Most women of childbearing age have been vaccinated and therefore are protected. If a nonimmune pregnant woman is exposed to measles, it may cause health problems to both her and her unborn baby. In a CDC study, the most common effect to the mothers was pneumonia, and the most common effect on the baby was premature delivery. If mom is exposed within 10 days of delivery, she can cause a serious infection in her newborn at birth.
If a pregnant woman was not previously vaccinated against measles, she cannot receive the vaccine until after delivery.
Watch for signs of sickness. If your child starts showing signs of having a cold or the flu, immediately call your doctor and let him or her know about the symptoms so that they can tell you what to do. It’s incredibly important to talk to someone at the doctor’s office before showing up. This will give the office time to prepare while making sure other patients aren’t exposed to the virus.

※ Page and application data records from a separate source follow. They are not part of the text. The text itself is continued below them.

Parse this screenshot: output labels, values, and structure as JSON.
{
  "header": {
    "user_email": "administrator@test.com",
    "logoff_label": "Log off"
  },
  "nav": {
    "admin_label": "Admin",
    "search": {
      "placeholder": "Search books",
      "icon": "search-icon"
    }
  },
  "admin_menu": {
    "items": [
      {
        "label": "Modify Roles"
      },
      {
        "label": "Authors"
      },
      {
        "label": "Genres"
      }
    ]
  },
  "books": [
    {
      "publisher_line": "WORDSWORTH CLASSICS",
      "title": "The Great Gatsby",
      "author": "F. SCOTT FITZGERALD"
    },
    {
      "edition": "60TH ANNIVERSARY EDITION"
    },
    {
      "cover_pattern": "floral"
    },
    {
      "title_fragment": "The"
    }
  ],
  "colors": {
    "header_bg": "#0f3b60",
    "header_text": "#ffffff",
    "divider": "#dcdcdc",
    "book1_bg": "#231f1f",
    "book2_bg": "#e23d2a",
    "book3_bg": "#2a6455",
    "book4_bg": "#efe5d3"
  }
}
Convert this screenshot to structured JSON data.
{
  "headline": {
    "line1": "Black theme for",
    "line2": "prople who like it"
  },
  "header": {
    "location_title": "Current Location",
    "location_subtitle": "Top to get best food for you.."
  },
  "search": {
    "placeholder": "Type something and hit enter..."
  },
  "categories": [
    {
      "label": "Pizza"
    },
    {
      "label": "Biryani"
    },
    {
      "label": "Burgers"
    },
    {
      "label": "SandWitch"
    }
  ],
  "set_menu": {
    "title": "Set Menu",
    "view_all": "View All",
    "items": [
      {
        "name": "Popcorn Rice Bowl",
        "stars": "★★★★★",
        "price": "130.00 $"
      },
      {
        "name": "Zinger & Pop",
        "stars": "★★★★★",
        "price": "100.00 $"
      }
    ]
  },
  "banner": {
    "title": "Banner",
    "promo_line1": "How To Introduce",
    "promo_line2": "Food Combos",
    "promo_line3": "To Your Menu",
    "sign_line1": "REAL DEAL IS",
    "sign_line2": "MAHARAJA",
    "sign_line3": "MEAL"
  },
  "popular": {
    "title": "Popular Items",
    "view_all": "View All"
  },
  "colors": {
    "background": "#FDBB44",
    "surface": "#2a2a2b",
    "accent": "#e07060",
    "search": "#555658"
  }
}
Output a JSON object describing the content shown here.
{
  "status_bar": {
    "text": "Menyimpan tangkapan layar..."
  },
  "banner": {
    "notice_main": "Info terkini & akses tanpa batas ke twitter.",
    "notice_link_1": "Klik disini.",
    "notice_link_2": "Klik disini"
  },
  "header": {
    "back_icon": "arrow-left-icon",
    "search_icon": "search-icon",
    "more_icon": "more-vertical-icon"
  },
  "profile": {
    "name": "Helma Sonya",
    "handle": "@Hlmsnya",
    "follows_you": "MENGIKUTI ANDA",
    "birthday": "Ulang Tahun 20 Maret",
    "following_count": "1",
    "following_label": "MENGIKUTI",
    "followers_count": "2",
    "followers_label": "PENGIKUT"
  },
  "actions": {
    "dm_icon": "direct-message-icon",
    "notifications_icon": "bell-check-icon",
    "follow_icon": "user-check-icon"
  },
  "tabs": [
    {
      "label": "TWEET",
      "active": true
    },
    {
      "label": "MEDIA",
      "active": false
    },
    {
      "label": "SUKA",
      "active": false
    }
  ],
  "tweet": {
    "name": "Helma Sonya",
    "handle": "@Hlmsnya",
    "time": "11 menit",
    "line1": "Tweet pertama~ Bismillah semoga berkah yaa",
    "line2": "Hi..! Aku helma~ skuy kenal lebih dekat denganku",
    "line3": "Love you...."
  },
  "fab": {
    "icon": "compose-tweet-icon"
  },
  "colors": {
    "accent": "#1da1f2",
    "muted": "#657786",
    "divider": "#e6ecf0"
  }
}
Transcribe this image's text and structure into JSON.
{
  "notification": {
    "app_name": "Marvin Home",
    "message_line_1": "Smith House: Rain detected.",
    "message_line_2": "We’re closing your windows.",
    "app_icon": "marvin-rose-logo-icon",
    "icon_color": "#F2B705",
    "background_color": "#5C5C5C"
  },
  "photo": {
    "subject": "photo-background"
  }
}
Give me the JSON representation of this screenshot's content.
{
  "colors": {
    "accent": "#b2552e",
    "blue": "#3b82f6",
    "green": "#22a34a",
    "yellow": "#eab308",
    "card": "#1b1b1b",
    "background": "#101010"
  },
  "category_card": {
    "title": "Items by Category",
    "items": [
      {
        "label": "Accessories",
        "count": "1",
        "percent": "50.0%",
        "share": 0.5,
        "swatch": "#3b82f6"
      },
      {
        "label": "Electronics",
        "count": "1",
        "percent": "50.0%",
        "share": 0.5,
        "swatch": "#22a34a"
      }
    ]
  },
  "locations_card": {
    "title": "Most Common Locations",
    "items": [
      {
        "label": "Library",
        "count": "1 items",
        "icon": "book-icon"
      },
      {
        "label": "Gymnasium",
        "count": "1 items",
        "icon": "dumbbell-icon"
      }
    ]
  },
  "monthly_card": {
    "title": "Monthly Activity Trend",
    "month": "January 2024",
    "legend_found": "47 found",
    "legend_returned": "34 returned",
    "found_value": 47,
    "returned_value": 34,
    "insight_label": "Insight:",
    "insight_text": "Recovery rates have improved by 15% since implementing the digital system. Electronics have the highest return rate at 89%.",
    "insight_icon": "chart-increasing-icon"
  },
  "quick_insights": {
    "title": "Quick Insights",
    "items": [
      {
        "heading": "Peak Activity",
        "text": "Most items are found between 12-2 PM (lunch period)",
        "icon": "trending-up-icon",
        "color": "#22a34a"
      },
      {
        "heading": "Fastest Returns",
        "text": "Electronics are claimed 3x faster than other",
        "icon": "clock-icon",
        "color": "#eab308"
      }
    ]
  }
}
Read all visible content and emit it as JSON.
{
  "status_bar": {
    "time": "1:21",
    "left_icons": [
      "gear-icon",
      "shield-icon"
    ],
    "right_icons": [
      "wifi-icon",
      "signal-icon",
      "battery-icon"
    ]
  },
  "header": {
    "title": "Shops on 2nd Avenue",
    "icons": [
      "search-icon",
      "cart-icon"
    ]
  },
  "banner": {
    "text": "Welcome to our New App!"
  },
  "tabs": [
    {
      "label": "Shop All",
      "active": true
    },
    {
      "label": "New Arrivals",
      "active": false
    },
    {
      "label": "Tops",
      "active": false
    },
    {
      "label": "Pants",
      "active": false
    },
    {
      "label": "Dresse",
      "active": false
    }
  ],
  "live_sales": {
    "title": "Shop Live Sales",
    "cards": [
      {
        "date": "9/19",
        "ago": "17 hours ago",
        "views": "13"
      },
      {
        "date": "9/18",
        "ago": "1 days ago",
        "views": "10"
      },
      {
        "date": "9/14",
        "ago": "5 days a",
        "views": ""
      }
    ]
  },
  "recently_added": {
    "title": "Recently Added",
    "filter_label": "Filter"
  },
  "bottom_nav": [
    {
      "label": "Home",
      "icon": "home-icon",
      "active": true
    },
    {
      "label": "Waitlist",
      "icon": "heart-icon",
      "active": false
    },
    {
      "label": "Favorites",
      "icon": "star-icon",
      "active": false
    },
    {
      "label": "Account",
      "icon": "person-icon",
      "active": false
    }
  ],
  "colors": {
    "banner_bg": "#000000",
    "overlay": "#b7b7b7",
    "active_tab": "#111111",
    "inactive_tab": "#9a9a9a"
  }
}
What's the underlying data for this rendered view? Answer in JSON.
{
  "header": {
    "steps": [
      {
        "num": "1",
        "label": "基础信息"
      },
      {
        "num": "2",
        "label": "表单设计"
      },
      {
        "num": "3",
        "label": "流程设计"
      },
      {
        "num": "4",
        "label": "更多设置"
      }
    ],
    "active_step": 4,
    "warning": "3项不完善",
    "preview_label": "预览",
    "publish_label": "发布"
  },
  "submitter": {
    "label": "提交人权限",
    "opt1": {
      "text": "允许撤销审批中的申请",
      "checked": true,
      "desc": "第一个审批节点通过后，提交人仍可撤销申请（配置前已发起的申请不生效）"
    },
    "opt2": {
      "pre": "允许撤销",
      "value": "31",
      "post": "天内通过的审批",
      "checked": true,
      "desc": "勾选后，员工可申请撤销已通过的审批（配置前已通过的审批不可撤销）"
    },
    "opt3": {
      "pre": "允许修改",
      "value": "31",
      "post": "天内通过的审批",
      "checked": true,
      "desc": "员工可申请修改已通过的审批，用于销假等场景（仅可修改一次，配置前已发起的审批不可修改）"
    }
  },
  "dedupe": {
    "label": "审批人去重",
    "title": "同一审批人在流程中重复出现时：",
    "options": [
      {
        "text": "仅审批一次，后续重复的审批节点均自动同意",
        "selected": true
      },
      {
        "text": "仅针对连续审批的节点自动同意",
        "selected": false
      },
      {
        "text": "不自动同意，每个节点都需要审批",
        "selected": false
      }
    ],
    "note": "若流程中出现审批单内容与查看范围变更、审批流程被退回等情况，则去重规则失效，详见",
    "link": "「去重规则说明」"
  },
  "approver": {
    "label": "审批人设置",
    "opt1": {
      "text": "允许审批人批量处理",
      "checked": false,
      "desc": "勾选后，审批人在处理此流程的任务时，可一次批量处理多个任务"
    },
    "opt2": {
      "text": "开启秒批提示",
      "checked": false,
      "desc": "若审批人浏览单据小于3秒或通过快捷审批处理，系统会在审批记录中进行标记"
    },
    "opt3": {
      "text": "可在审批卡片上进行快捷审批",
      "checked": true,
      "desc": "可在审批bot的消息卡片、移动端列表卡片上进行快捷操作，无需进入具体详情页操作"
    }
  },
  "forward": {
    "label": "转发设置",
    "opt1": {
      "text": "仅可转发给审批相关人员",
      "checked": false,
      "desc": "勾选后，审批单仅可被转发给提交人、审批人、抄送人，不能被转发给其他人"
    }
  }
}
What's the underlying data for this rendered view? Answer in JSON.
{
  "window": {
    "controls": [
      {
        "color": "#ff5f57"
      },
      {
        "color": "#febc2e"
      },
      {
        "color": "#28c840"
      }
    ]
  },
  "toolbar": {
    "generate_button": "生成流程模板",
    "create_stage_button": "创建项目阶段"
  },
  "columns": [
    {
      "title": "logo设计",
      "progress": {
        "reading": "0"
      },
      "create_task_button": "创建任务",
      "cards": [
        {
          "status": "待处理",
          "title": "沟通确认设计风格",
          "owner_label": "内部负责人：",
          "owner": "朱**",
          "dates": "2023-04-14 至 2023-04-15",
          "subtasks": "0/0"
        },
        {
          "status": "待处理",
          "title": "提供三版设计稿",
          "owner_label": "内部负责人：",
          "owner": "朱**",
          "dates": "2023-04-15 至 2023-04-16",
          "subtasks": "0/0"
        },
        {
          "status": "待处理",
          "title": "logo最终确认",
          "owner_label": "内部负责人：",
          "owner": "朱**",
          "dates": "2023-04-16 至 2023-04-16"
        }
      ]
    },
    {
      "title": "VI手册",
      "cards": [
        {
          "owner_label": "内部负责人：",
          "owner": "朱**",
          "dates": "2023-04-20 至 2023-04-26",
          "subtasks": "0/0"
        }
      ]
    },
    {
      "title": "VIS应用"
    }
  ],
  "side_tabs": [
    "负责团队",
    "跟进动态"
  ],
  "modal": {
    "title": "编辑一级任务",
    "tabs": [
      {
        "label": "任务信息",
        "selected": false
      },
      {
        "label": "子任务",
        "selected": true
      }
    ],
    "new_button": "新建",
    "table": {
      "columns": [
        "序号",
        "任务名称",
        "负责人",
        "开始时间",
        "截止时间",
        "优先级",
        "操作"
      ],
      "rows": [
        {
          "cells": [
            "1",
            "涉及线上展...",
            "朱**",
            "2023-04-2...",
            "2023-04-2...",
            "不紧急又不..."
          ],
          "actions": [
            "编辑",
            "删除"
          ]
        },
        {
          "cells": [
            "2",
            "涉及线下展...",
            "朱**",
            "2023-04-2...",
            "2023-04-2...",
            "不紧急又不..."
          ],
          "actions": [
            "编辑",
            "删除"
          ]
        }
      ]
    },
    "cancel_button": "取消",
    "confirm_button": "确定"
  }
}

Measles can remain in the air for up to two hours after a sick person has left the area. Only people who visited those locations during those specific times, and who are not vaccinated, should be concerned. The locations are generally safe for people who have been vaccinated or who visited outside of the specific dates and times. When a case of measles is reported in a school, follow the guidance of the health department.